We assess with High Confidence that APT groups will remain a relevant threat to organizations in critical verticals, such as industrials, government, education, and health care over the next 12 months. Regions Likely to be targeted by APT groups include the United States, Hong Kong, China (notably the Xinjiang region), Japan, South Korea, Vietnam, Cambodia, Brazil, the Middle East and North Africa (MENA) region, India, East Africa, Afghanistan, Ukraine, Germany, the Netherlands and Belgium. These cyber-espionage campaigns will Likely originate from neighboring countries and domestically be repressive governments with an active history of APT espionage and disruptive activity. Additionally, we assess with Moderate Confidence that APT adversaries will increase the use of destructive wiper malware and ransomware as part of their campaigns over the next 12 months.
Geopolitics is one of the main driving factors of APT activity, and as countries continue to have conflict and search for ways to make economic advancements, APT activity will Likely continue over the next 12 months. There has been a spike in APT activity since the beginning of the Russia/Ukraine war. It is Likely that as the war continues, the APT activity targeting Russia, Ukraine and Ukraine-supporting countries will continue over the next 12 months. It is Likely that Western countries will remain an attractive target for espionage attacks by APT groups for valuable information related to industrial services, government, energy, health care, education and utilities verticals over the next 12 months.
As with many other cyberattacks, an organization’s planning should occur before an attack takes place. Following an attack, organizations should refer to their respective incident response and business continuity plans. Optiv’s gTIC makes the following recommendations on mitigation:
Threat actors have previously been observed targeting vulnerabilities within 24 hours of disclosure.
Optiv Security: Secure greatness.®

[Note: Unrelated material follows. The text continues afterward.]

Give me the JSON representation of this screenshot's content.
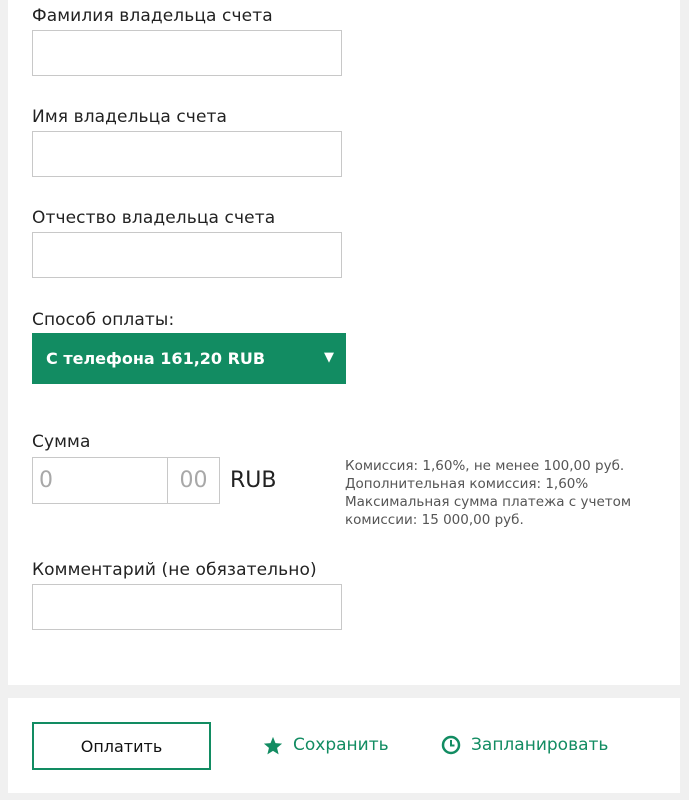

Optiv is the cyber advisory and solutions leader, delivering strategic and technical expertise to nearly 6,000 companies across every major industry. We partner with organizations to advise, deploy and operate complete cybersecurity programs from strategy and managed security services to risk, integration and technology solutions. With clients at the center of our unmatched ecosystem of people, products, partners and programs, we accelerate business progress like no other company can. At Optiv, we manage cyber risk so you can secure your full potential. For more information, visit www.optiv.com.
September 07, 2022
The state of ransomware 2022. First half review on the Optiv blog. Major threat actors, high-profile victims and predictions of what might lie ahead.
December 20, 2022
Optiv's December Russia-Ukraine cyber warfare update explores the expansion and evolution of cyberattacks as threat actors begin taking sides. Stay....
September 06, 2022
Insider threats are hard to detect since the focus tends to be outward. Discover the main actors along with detection and prevention policies on the....
Let us know what you need, and we will have an Optiv professional contact you shortly.